ACTIVITY: Looking at the listing below, work out the number of lines where the string "Documents" shows up, and give that number only.

▼

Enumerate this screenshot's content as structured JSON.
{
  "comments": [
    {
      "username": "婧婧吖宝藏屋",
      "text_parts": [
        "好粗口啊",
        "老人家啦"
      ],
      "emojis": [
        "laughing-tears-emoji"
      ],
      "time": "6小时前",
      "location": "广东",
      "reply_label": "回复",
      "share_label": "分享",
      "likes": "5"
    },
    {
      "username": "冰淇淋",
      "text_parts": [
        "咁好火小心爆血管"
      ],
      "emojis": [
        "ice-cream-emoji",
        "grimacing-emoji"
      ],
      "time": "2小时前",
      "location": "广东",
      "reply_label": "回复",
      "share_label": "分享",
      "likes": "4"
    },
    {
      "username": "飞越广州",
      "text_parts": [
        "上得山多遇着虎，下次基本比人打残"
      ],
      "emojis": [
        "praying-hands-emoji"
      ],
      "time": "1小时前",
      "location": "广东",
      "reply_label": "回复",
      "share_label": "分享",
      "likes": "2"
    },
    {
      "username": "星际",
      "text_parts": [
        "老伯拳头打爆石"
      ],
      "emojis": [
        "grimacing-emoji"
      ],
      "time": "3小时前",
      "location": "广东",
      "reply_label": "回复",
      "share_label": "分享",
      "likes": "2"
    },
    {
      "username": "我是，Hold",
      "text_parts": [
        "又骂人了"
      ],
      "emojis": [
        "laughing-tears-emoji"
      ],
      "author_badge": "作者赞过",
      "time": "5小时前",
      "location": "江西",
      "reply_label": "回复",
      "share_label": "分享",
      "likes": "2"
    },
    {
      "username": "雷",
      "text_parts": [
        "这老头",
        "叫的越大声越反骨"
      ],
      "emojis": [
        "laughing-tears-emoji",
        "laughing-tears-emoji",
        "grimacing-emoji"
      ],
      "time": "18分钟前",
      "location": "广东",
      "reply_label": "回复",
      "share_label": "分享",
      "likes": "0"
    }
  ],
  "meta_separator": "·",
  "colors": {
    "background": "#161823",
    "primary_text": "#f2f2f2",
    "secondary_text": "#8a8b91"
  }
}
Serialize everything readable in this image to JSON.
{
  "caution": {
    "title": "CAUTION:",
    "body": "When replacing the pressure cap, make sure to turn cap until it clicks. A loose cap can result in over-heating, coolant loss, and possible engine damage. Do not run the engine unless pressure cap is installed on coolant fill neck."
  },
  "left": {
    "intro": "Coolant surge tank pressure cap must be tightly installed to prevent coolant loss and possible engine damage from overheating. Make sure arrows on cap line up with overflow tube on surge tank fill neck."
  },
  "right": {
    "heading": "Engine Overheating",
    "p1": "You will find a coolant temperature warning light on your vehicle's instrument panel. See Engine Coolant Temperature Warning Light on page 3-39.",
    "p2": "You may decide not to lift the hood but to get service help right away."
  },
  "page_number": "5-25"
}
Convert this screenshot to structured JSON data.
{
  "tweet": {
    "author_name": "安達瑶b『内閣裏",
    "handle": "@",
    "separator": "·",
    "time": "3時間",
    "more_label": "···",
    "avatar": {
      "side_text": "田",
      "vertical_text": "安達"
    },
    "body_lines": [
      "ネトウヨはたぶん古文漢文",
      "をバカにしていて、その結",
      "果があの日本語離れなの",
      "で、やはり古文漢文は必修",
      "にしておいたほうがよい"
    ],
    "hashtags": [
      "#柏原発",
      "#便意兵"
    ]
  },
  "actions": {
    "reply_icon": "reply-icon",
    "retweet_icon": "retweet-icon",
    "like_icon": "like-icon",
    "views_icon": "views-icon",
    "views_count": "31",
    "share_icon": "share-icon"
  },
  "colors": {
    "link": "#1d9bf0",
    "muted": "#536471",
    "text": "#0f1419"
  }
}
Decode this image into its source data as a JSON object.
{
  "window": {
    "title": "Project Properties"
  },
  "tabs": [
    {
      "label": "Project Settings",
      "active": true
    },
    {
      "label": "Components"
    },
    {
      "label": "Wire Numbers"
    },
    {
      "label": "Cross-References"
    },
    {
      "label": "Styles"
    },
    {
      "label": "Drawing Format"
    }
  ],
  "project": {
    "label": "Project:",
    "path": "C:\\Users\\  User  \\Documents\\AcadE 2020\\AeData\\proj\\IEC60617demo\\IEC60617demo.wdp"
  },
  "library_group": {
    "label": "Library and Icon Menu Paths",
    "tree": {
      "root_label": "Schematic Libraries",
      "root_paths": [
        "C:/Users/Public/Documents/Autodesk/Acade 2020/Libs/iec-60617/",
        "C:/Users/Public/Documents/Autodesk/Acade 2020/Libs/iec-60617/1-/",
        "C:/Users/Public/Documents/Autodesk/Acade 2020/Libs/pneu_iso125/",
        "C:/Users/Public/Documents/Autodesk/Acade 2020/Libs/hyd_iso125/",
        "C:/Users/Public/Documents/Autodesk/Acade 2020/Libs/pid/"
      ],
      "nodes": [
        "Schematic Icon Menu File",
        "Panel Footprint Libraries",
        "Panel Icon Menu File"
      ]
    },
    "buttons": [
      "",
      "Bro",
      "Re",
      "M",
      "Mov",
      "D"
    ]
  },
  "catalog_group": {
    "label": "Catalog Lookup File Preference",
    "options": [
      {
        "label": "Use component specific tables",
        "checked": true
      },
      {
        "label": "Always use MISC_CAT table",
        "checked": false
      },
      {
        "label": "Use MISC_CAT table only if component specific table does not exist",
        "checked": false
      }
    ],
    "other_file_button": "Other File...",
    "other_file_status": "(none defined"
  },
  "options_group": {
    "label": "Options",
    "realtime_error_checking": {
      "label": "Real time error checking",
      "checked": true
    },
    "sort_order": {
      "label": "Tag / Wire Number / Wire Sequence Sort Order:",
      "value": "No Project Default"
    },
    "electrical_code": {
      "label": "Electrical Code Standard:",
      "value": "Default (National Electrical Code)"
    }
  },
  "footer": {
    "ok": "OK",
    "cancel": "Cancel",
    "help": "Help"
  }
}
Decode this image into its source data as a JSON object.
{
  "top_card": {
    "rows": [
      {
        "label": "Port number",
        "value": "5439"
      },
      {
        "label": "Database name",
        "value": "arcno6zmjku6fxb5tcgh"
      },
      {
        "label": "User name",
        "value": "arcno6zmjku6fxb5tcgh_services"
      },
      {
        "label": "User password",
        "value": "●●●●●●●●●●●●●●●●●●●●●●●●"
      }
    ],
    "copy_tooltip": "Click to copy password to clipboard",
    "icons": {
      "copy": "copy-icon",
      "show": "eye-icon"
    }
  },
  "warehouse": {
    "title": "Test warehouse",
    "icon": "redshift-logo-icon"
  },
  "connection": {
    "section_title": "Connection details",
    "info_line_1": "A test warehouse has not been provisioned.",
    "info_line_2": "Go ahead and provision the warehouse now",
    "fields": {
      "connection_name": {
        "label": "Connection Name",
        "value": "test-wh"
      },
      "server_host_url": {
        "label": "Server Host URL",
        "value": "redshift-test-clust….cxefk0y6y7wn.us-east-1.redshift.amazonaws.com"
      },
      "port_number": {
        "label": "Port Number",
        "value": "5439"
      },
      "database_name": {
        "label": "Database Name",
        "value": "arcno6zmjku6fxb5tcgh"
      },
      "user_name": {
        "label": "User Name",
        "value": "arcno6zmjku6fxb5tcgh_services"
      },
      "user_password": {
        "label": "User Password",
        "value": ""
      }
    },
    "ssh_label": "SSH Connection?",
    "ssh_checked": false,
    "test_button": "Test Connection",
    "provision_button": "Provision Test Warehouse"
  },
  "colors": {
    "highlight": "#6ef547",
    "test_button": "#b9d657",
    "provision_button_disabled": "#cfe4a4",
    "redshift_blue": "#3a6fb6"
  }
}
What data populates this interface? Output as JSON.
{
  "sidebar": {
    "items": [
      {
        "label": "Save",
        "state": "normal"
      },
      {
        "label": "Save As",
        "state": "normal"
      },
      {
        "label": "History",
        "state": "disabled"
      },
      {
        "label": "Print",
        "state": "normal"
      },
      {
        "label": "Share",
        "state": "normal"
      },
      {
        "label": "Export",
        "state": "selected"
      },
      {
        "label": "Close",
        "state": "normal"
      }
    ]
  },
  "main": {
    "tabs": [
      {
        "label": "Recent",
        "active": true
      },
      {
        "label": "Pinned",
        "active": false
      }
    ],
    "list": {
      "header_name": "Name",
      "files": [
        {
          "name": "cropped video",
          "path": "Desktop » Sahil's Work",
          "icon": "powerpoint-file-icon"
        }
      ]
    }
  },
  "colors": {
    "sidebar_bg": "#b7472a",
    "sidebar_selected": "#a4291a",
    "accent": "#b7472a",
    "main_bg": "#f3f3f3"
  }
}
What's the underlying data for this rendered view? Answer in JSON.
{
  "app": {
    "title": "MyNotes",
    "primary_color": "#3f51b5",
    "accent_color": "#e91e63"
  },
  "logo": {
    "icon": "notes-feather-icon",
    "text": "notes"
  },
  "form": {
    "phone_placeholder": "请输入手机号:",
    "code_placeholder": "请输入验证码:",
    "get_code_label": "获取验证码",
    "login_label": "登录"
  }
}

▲

TASK OUTPUT: 6